Find every line of the listing below where "text" appears, and copy it.

> AVAILABLE RECORDS:
•••••
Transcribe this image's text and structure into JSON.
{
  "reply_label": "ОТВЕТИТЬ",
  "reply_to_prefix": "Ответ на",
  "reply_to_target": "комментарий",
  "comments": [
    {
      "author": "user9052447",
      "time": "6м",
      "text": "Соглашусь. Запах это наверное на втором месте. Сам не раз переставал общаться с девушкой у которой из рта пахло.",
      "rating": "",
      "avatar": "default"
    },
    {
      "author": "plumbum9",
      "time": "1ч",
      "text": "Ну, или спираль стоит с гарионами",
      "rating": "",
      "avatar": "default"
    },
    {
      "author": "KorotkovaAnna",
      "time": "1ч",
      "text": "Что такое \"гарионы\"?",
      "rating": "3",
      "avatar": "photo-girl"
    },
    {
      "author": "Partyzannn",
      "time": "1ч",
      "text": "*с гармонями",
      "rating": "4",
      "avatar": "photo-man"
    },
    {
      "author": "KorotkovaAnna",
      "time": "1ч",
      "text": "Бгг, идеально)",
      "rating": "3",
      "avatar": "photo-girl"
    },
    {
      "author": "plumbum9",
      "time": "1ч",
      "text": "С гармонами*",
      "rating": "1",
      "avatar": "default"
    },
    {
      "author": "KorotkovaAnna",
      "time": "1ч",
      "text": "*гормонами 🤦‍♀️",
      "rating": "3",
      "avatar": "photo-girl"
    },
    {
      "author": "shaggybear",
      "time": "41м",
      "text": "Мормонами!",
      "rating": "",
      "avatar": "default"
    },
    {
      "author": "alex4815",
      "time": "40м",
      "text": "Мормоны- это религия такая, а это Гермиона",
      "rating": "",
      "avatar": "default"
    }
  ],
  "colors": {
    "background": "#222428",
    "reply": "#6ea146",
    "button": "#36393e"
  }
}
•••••
> SOLUTION TO THIS EXERCISE:
Transcribe this image's text and structure into JSON.
      "text": "Соглашусь. Запах это наверное на втором месте. Сам не раз переставал общаться с девушкой у которой из рта пахло.",
      "text": "Ну, или спираль стоит с гарионами",
      "text": "Что такое \"гарионы\"?",
      "text": "*с гармонями",
      "text": "Бгг, идеально)",
      "text": "С гармонами*",
      "text": "*гормонами 🤦‍♀️",
      "text": "Мормонами!",
      "text": "Мормоны- это религия такая, а это Гермиона",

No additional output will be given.